On April 28 the amateur Red Stocking Club of St. Louis, called so in compliment to the Boston champions, met the professional White Stocking nine.  The players of the St. Louis "Reds" are lithe and active youngsters, who go in for fielding skill in preference to heavy hitting, and on this special occasion they gave the Chicago professionals about as close a fight as they are likely to have in their championship battles in the professional arena.  The contest up to the close of the fifth inning was marked by one of the prettiest displays of fielding ever seen in St. Louis, neither side scoring a single run.  In the sixth inning, owing to a wild throw of Redmond's, the Chicagos escaped a blank, and before the inning closed they had credited themselves with four runs, not one of which was earned.  In the seventh and eighth innings the "Reds" again "whitewashed" the "Whites," and it was only in the last inning that the Chicago nine even came near earning a run, errors giving them two more, which made their total 5.  The "Reds," of course, were not allowed to score a run.  The game was witnessed by a numerous assemblage of spectators, and the result of the game, so different from that anticipated, will have a tendency to give a new interest to the national pastime in St. Louis.
-Mears Baseball Scrapbook, Volume 2, 1870-1877

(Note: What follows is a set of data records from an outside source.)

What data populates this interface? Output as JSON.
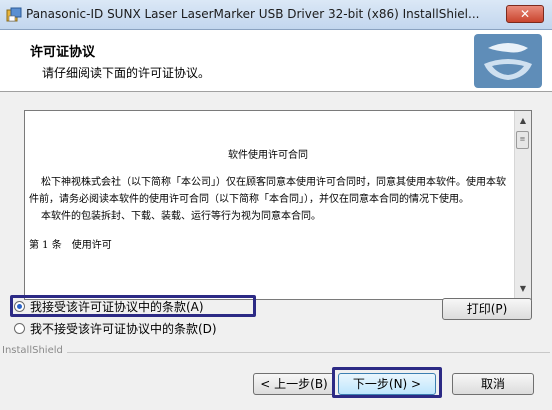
{
  "window": {
    "title": "Panasonic-ID SUNX Laser LaserMarker USB Driver 32-bit (x86) InstallShiel...",
    "close_label": "✕"
  },
  "header": {
    "title": "许可证协议",
    "subtitle": "请仔细阅读下面的许可证协议。"
  },
  "license": {
    "heading": "软件使用许可合同",
    "paragraphs": [
      "松下神视株式会社（以下简称「本公司」）仅在顾客同意本使用许可合同时，同意其使用本软件。使用本软件前，请务必阅读本软件的使用许可合同（以下简称「本合同」），并仅在同意本合同的情况下使用。",
      "本软件的包装拆封、下载、装载、运行等行为视为同意本合同。"
    ],
    "article": "第 1 条　使用许可"
  },
  "options": {
    "accept": "我接受该许可证协议中的条款(A)",
    "decline": "我不接受该许可证协议中的条款(D)",
    "accept_selected": true
  },
  "buttons": {
    "print": "打印(P)",
    "back": "< 上一步(B)",
    "next": "下一步(N) >",
    "cancel": "取消"
  },
  "footer": {
    "brand": "InstallShield"
  }
}
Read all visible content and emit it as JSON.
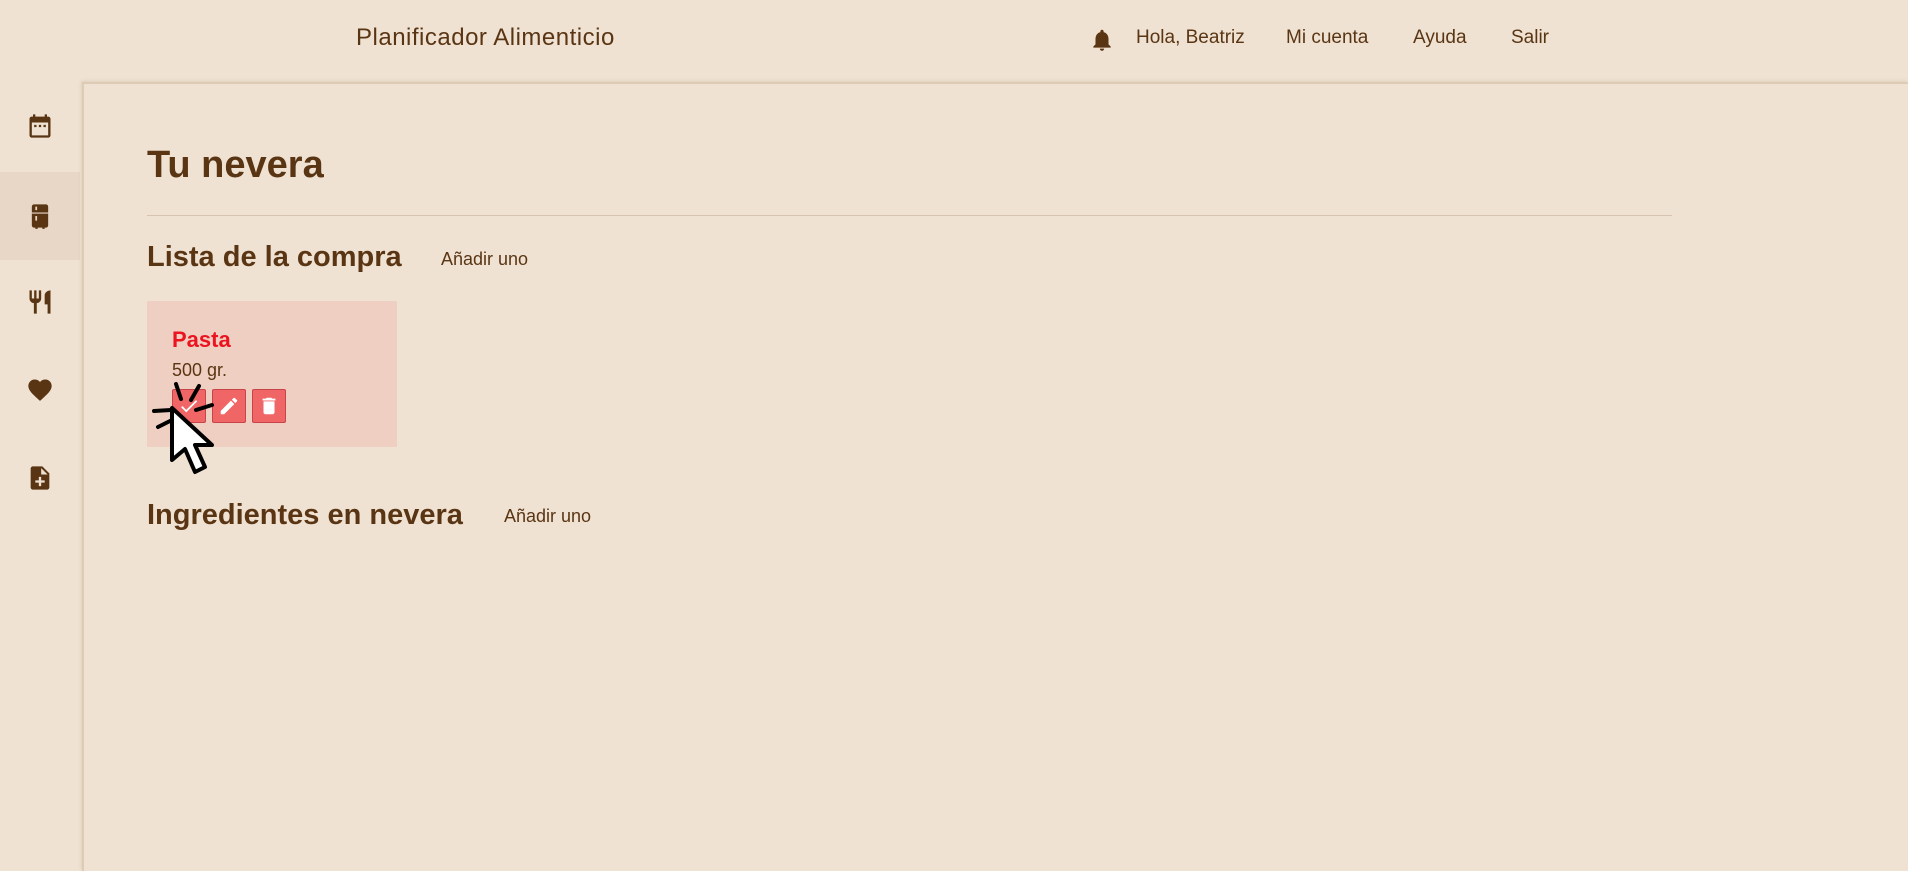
{
  "header": {
    "app_title": "Planificador Alimenticio",
    "greeting": "Hola, Beatriz",
    "account": "Mi cuenta",
    "help": "Ayuda",
    "logout": "Salir"
  },
  "sidebar": {
    "items": [
      {
        "icon": "calendar-icon"
      },
      {
        "icon": "fridge-icon",
        "active": true
      },
      {
        "icon": "cutlery-icon"
      },
      {
        "icon": "heart-icon"
      },
      {
        "icon": "add-document-icon"
      }
    ]
  },
  "main": {
    "page_title": "Tu nevera",
    "shopping_list": {
      "title": "Lista de la compra",
      "add_label": "Añadir uno",
      "items": [
        {
          "name": "Pasta",
          "quantity": "500 gr."
        }
      ]
    },
    "fridge_ingredients": {
      "title": "Ingredientes en nevera",
      "add_label": "Añadir uno"
    }
  },
  "colors": {
    "background": "#efe2d2",
    "text_brown": "#5a3514",
    "card": "#efcfc2",
    "item_name": "#ec1420",
    "action_button": "#f06566"
  }
}
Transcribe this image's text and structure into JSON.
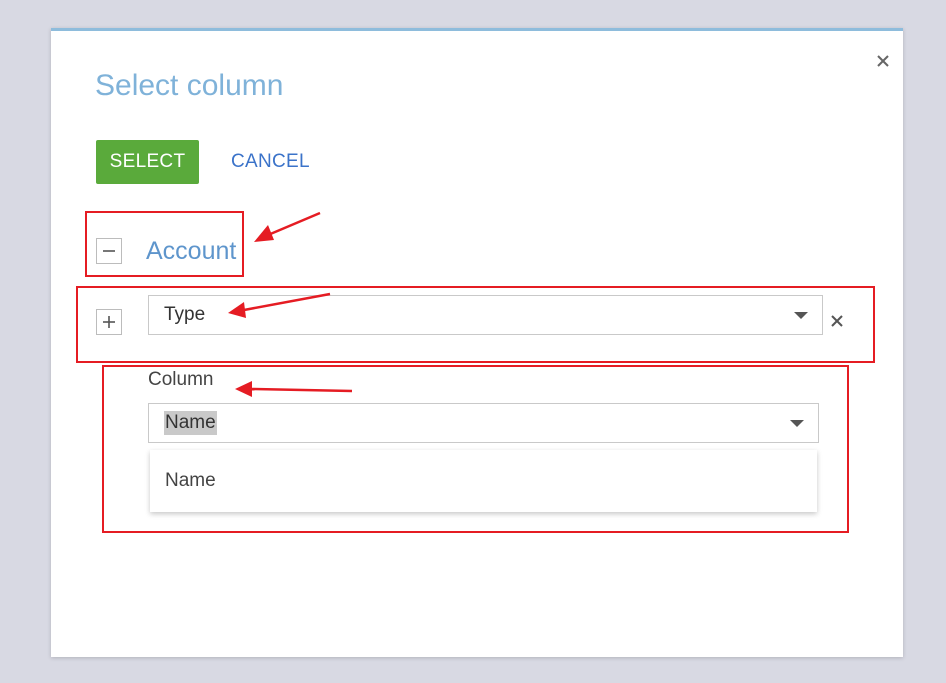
{
  "dialog": {
    "title": "Select column",
    "close_icon": "close-icon"
  },
  "toolbar": {
    "select_label": "SELECT",
    "cancel_label": "CANCEL",
    "select_color": "#5aaa3b",
    "cancel_color": "#3b73c9"
  },
  "tree": {
    "root": {
      "label": "Account",
      "toggle_icon": "minus-icon",
      "expanded": true
    },
    "child": {
      "toggle_icon": "plus-icon",
      "expanded": false,
      "select_value": "Type",
      "remove_icon": "close-icon"
    }
  },
  "column": {
    "label": "Column",
    "selected_value": "Name",
    "options": [
      "Name"
    ]
  },
  "annotations": {
    "box_color": "#e51c23",
    "arrow_color": "#e51c23"
  }
}
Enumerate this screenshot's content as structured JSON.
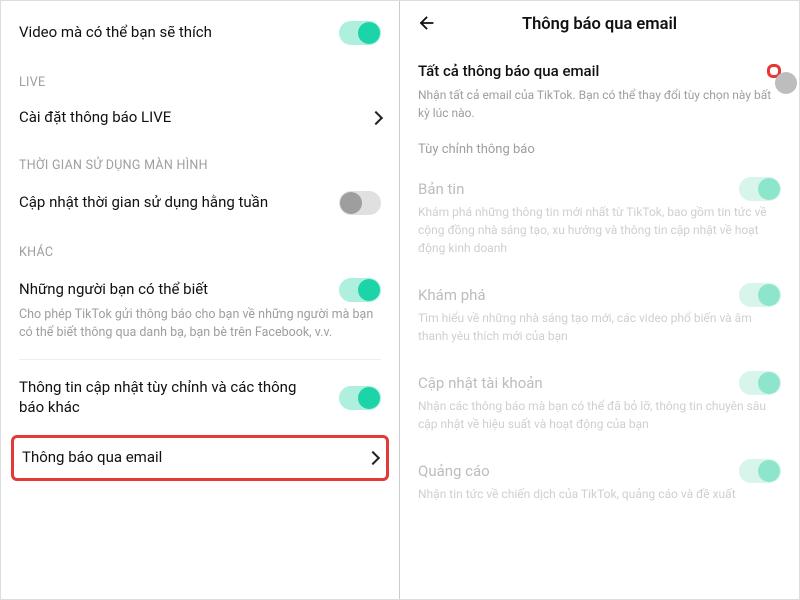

I'm always entertained, for some reason, by the whipping the Chicagos gave to the St. Louis clubs in 1874.  They went through the best that St. Louis had to offer like a knife through butter, like Sherman marching through the South, like something something through a goose.  And it's an important moment in the history of St. Louis baseball.  When the Chicagos got through chewing bubble gum and kicking butt, the baseball fraternity in St. Louis realized that it was time to put together a serious professional club, leading to the birth of the Brown Stockings.